The basic rule with the 8th Amendment is that a sentence or prison condition is okay as long as it serves some conceivable penological purpose*. What isn’t allowed is “wanton and unnecessary infliction of pain”, disproportionate punishments, or arbitrary punishments.
* Broadly speaking, penological purpose means that it was done for prison management purposes or furthering one of the accepted theories of criminal justice.
So when considering the bathroom privilege restriction, we have to ask if it has some legitimate purpose apart from simply making the inmates suffer. In the case of the Raft, the inmates are not just dangerous, they are also often inherently dangerous (i.e. have special abilities that can’t be removed). Escorting them to the bathroom is risky, and free access to the bathroom might make it easier for them to plan a riot or escape.
That may not be a very strong argument, though, since most of the inmates can’t actually escape via a toilet, but that’s the argument: it’s not an unnecessary punishment, it’s a necessary security measure.
On the other hand, referring to it as a ‘privilege’ suggests that it’s something that could be taken away, or at least reduced to once per day. That would almost certainly be going too far, akin to withholding medical care, which has been held to be a violation of the 8th Amendment.
International law is a whole other thing, but suffice to say that the CAT hasn’t been very effective at curbing real-world US prisoner abuses, so I don’t know that it would be much more effective regarding the Raft, especially if multiple countries were involved.
III. “I won’t kill you, but I don’t have to save you!”: SHIELD Edition

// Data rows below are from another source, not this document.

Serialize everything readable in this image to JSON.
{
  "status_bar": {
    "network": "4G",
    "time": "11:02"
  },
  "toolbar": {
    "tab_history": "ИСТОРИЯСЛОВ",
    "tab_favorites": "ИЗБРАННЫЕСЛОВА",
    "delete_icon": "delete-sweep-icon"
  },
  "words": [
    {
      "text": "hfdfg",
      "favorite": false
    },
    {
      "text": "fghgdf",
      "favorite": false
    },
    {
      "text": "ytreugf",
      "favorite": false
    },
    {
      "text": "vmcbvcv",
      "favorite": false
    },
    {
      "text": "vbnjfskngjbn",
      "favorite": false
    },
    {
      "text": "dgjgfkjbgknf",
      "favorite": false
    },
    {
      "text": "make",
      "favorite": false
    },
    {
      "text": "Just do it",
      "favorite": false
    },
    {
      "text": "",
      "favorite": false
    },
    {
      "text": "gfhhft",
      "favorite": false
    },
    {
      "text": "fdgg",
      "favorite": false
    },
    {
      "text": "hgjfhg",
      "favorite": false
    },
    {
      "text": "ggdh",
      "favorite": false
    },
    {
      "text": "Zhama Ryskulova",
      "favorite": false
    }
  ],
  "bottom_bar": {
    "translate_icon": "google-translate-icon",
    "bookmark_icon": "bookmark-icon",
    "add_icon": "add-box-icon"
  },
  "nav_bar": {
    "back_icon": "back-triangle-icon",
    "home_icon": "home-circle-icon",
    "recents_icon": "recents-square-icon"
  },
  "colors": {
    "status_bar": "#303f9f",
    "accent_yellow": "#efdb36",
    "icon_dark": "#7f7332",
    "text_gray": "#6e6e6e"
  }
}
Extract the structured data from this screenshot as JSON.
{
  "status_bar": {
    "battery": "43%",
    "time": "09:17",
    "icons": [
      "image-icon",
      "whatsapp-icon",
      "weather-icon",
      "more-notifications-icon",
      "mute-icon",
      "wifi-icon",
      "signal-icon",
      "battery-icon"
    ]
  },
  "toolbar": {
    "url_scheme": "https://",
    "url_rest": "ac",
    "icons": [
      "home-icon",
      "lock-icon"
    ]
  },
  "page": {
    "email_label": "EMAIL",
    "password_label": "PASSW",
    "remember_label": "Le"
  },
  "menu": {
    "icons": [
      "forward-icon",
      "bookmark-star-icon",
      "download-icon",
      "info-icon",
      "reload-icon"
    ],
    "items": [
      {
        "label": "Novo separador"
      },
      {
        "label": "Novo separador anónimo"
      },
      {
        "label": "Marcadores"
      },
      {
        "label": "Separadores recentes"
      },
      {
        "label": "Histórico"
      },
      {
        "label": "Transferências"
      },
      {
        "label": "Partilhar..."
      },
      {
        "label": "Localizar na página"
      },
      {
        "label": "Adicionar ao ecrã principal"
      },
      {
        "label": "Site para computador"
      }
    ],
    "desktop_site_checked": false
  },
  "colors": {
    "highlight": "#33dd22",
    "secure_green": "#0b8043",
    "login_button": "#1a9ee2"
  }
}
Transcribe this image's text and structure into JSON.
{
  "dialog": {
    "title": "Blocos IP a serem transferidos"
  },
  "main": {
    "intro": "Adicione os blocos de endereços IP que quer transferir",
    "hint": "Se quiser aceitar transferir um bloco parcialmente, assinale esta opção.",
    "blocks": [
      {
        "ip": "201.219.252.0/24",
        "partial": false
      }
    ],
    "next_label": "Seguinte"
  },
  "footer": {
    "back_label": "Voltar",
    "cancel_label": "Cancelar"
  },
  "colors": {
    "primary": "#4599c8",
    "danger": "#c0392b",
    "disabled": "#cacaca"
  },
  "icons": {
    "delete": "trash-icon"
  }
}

A recent Agents of SHIELD episode raised a question among friends online. Well, more like it started an argument, but I digress.
In the episode, the SHIELD Agents are involved in a fight with anti-Inhuman terrorists in a fireworks warehouse. While the terrorists were using regular firearms, the SHIELD Agents were using “icers”, guns with ammo which (allegedly) knock the target out for a few hours.
During the fight, a fight between two fire-based beings [one of whom was working with SHIELD but was not himself an agent] caused a fire and set the entire factory into KA-BOOOM mode. As the SHIELD Agents rushed out of the factory, reaching safety just in (dramatic) time, they left behind unconscious members of that terrorist group.
The question is, should those SHIELD Agents be held responsible for not saving the lives of those men?
The fact that the fire was started in part by someone working with SHIELD complicates matter. It’s arguable that the agent(s) created the peril, and so they had a duty to undertake reasonable efforts to rescue the people in peril. Of course, it may have been unreasonable to even try to rescue them, depending on how imminent the explosion was.
Beyond that, no, there would be no duty to attempt a rescue. Generally speaking, police and firefighters don’t owe anyone a duty to rescue or aid. The police can choose not to enforce a restraining order, leading directly to the deaths of three children, without consequence. Castle Rock v. Gonzales, 545 US 748 (2005). The state can also ignore repeated, obvious signs of child abuse without consequence. DeShaney v. Winnebago County, 489 US 189 (1989). It’s different when police or firefighters actively harm someone, but ‘mere’ inaction pretty much never creates liability.